╭──
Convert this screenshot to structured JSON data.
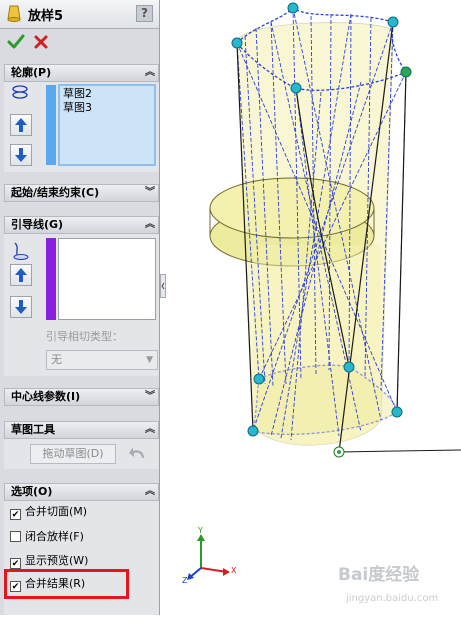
{
  "property_manager": {
    "title": "放样5",
    "help": "?",
    "ok_label": "✔",
    "cancel_label": "✖",
    "sections": {
      "profile": {
        "header": "轮廓(P)",
        "items": [
          "草图2",
          "草图3"
        ]
      },
      "start_end": {
        "header": "起始/结束约束(C)"
      },
      "guides": {
        "header": "引导线(G)",
        "tangency_label": "引导相切类型：",
        "tangency_value": "无"
      },
      "centerline": {
        "header": "中心线参数(I)"
      },
      "sketch_tools": {
        "header": "草图工具",
        "drag_label": "拖动草图(D)"
      },
      "options": {
        "header": "选项(O)",
        "items": [
          {
            "label": "合并切面(M)",
            "checked": true
          },
          {
            "label": "闭合放样(F)",
            "checked": false
          },
          {
            "label": "显示预览(W)",
            "checked": true
          },
          {
            "label": "合并结果(R)",
            "checked": true
          }
        ]
      }
    }
  },
  "viewport": {
    "triad_labels": {
      "y": "Y",
      "x": "X",
      "z": "Z"
    }
  },
  "watermark": {
    "main": "Bai度经验",
    "sub": "jingyan.baidu.com"
  },
  "colors": {
    "accent_highlight": "#e8141b",
    "ok_green": "#2e9a2e",
    "cancel_red": "#d02020",
    "wire_blue": "#2a3fd8",
    "body_yellow": "#f3efa0"
  }
}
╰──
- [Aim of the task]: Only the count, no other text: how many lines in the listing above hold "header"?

- [Written answer]: 6